■ Dataset records:
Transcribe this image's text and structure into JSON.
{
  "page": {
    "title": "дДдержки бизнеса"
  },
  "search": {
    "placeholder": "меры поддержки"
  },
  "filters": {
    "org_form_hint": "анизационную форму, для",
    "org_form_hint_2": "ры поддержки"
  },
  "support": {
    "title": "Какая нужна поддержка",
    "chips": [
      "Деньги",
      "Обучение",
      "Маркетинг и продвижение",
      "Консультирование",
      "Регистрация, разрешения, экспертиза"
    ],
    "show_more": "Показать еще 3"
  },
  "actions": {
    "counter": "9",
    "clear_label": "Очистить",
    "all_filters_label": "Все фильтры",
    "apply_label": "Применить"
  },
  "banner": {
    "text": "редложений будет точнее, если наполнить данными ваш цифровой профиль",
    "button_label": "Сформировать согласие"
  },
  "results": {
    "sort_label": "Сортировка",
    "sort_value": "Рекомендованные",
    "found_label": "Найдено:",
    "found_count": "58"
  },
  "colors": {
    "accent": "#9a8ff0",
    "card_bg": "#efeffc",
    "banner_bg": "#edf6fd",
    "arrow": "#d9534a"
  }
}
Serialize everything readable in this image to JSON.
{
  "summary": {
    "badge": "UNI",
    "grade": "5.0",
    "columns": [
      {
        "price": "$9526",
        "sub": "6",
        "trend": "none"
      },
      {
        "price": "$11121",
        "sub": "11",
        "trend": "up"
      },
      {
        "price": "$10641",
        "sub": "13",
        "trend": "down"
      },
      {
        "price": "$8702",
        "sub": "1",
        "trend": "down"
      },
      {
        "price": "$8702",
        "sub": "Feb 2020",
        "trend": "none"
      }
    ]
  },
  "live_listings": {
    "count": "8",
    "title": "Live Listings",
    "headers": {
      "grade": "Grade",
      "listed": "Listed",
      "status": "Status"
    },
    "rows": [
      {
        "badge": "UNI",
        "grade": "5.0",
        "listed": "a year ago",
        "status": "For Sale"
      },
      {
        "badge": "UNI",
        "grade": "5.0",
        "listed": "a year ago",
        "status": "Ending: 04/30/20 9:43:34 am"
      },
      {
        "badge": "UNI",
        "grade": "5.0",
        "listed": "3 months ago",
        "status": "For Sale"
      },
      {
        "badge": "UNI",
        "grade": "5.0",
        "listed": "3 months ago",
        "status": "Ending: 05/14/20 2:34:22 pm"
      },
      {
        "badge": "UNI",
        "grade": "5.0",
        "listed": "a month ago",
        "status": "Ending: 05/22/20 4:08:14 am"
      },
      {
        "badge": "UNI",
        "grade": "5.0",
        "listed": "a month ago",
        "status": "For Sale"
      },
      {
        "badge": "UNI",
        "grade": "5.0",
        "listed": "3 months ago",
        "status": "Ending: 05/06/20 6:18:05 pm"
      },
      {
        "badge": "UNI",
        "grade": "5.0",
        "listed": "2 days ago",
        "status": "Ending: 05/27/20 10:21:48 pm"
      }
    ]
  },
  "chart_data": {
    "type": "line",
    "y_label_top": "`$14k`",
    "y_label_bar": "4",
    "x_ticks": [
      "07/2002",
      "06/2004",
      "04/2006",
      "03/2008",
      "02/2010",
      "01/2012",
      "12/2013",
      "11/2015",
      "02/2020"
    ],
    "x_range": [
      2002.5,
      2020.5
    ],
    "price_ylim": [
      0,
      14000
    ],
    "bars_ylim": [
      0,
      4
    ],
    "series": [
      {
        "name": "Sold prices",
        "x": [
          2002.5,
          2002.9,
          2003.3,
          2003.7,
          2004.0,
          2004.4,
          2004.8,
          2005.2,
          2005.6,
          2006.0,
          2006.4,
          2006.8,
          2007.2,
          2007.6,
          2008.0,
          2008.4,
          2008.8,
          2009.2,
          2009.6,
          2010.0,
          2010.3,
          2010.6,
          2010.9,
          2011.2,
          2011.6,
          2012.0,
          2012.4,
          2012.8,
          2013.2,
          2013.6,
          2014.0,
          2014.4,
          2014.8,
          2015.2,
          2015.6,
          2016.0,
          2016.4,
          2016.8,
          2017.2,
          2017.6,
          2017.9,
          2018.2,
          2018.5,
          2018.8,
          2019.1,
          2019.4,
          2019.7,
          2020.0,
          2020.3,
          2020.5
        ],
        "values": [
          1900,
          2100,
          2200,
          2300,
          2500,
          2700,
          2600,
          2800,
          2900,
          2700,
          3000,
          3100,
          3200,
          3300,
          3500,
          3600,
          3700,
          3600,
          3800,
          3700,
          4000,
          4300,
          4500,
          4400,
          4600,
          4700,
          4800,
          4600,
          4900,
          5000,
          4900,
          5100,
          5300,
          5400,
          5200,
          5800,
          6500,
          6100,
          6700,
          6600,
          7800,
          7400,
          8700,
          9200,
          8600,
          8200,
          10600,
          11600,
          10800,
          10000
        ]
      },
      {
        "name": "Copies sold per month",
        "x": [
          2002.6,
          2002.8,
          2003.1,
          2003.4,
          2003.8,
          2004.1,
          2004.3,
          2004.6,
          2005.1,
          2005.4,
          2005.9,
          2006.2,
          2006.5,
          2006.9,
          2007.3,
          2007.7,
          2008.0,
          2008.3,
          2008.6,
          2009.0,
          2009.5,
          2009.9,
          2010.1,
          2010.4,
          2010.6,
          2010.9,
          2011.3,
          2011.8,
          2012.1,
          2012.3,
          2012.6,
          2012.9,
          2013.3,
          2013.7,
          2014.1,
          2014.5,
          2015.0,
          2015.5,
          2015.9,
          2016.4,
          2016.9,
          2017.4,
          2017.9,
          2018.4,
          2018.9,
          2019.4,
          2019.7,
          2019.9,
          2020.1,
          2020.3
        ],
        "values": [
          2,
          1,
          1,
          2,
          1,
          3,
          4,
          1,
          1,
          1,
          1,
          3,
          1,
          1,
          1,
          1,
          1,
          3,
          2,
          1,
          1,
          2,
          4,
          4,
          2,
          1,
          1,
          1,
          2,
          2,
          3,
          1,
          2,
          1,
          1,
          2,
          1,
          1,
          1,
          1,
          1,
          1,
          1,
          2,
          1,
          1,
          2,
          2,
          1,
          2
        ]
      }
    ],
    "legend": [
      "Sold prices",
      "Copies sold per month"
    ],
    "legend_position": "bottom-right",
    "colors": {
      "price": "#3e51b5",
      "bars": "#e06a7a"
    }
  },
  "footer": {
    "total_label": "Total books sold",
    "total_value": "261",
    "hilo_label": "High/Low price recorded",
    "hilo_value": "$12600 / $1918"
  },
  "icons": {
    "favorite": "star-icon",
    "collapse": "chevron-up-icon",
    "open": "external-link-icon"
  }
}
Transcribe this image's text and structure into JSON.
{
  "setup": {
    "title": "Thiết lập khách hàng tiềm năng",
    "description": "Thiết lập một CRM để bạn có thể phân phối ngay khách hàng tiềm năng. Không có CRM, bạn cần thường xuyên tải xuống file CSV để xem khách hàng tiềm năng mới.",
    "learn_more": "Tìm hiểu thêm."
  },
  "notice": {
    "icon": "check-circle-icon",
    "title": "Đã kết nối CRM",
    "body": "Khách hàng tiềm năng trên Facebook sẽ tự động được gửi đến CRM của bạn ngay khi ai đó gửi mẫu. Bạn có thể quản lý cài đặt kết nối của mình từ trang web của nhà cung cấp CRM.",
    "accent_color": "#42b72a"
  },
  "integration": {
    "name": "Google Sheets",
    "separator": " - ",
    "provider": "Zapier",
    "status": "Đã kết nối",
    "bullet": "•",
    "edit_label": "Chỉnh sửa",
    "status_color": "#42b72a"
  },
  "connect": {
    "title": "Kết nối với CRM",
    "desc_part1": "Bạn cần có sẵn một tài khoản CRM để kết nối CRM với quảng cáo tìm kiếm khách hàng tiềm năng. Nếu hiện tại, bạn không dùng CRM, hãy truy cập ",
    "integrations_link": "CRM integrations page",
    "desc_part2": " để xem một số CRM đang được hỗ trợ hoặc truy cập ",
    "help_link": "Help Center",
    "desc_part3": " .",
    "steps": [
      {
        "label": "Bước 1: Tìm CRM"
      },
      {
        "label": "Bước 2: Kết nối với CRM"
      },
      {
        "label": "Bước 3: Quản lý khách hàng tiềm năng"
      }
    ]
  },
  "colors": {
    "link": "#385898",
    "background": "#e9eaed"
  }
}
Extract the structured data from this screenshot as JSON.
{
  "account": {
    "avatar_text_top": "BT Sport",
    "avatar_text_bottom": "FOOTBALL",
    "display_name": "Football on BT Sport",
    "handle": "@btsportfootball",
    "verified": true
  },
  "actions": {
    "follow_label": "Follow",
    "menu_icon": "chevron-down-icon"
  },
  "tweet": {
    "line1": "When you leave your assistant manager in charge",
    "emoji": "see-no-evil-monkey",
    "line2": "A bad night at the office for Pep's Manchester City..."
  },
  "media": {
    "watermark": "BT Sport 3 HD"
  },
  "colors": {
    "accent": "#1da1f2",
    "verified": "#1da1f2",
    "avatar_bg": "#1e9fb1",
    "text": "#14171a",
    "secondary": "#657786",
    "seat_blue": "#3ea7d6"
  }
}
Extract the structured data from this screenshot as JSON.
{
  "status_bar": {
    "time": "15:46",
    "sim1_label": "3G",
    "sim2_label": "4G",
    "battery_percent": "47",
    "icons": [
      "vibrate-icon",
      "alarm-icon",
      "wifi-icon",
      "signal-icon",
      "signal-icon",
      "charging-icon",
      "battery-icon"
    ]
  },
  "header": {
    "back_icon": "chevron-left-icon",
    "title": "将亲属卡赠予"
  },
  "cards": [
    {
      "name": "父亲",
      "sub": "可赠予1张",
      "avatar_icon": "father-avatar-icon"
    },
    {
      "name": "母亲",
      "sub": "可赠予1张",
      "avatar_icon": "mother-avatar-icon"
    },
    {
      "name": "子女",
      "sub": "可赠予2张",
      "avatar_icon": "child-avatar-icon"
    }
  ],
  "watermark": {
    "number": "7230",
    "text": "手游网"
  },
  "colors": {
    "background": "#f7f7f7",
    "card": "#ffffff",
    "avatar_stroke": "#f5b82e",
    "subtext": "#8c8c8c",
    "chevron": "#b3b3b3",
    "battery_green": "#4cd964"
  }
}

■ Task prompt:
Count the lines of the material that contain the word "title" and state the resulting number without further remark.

■ Answer to the problem:
7